Why is it so hard to talk about? So hard admit? I know where I’m at – I’ve been here before and I want to nip this in the bud before I digress too far. I’m not embarrassed to ask for help, or admit that I need it. Still, it would be dishonest not to admit that there’s a little part of me that feels like, “is there anything I can master? I’ve done this before, why am I back here? Why isn’t all of the management working?” There is definitely a part of me that is disappointed in myself for not being more of an optimist. And somewhere lurking down deep is the thought that I am supposed to be the teacher. Even though my conscious mind knows I am the eternal student, the tangible ego-ic world is quick to remind me that I should be the master. After all, I’ve helped many people through this before. I’ve managed my state of mind without medication for several years now.

I know how ridiculous that sounds. I know that I am one of the most positive people on the planet  most of the time. The big truth for me though, is that everything really is impermanent, and for me it’s humbling to note that nothing is more impermanent than my own state of mind.

I’m dealing with the internal and I’ve become pretty good at that. Dealing with the external was something I’ve learned to manage through boundaries and saying NO to doing too much. So here I am realizing that if I want to keep my life as dream-filled as it is, I have to do more than is ideal for me personally. That means that there is a lot more stimulus going on both externally and internally, more than I can keep up with.  Being mindful and accepting is really helping.

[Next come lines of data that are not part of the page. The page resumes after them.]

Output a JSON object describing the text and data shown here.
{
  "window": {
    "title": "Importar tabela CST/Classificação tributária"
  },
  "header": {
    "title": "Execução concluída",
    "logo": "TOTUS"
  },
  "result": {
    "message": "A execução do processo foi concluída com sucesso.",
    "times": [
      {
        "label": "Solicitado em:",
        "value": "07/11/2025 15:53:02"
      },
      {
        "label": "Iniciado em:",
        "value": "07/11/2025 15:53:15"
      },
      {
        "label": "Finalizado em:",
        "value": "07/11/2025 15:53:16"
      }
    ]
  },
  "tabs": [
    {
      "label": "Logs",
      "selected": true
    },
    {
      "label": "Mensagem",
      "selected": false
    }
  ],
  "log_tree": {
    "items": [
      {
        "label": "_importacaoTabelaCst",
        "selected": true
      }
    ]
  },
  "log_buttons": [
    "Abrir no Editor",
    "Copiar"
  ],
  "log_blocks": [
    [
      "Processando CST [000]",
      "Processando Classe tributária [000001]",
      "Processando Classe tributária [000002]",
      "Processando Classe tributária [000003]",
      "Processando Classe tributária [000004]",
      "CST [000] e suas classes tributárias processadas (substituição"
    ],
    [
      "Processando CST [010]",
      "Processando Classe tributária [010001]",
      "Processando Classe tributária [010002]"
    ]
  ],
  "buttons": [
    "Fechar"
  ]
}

I say it to my students so much it’s become a joke. “Suffering is optional”. So this time around, as I notice that it’s really hard to make it through a day without yelling at someone, composing myself and apologizing, or I’m just not sleeping because I’m anxiously running over all of the things that need to be done, or I’ve just lost that desire to do anything – I know it’s time for help. I’m not going to suffer this time until my family is suffering with me. So, I’m trying a new medication called Pristiq. (I’m very skeptical of the name… terrible name!) As with most depression meds, there is an adjustment period. So for the next couple of weeks I’m dealing with a bit of nausea, being tired, and shaky hand syndrone. Kind of like being pregnant again. But, it’s all good – I feel like I’m climbing out of the hole again except this time it’s not scarry or overwhelming. It’s just is what it is.

Yesterday, the retreat was amazing, simply amazing. The six of us rolled out our mats on a wide stretch of cleared and packed trail. We were next to a creek-bed and huge trees wove overhead providing shade. I spoke as little as possible so that rather than worrying on form, we could move organically into our own natural expression of being. The birds chirped, the breeze sung through the branches of the trees, our drishti was a leaf, the spiders crawled around our mats and our feet rooted right down into the earth. Sirsasana (headstand) and Urdhva Dhanurasana (backbend) gave me a liberating new view of my world upside down with blue skies peaking though the branches of the big oaks. Those sirsana feet were reminded to reach up into the clouds just like the trees. It was downright magical.

Nobody cared that we had to shift plans slightly or that we started out a bit late. We all shared food and climbed through the beautiful foothills and canyons of Mt. Diablo, really enjoying a real connection with each other. I enjoyed listening to my friends and getting to know them better.  For a whole morning, I forgot how tired I was, and how I couldn’t keep myself from shaking during yoga and how I almost wanted to throw up, or about what I needed to do next or where I needed to be on time.  I felt so grateful to live in such a gorgeous world. We climbed up the last steep hill and it was so effortless for me.

Climbing out of this hole of anxiety and depression feels good.  There’s no fear or despair this time, just acceptance of where I’m at. Nothing is easier than just putting one foot ahead of the other.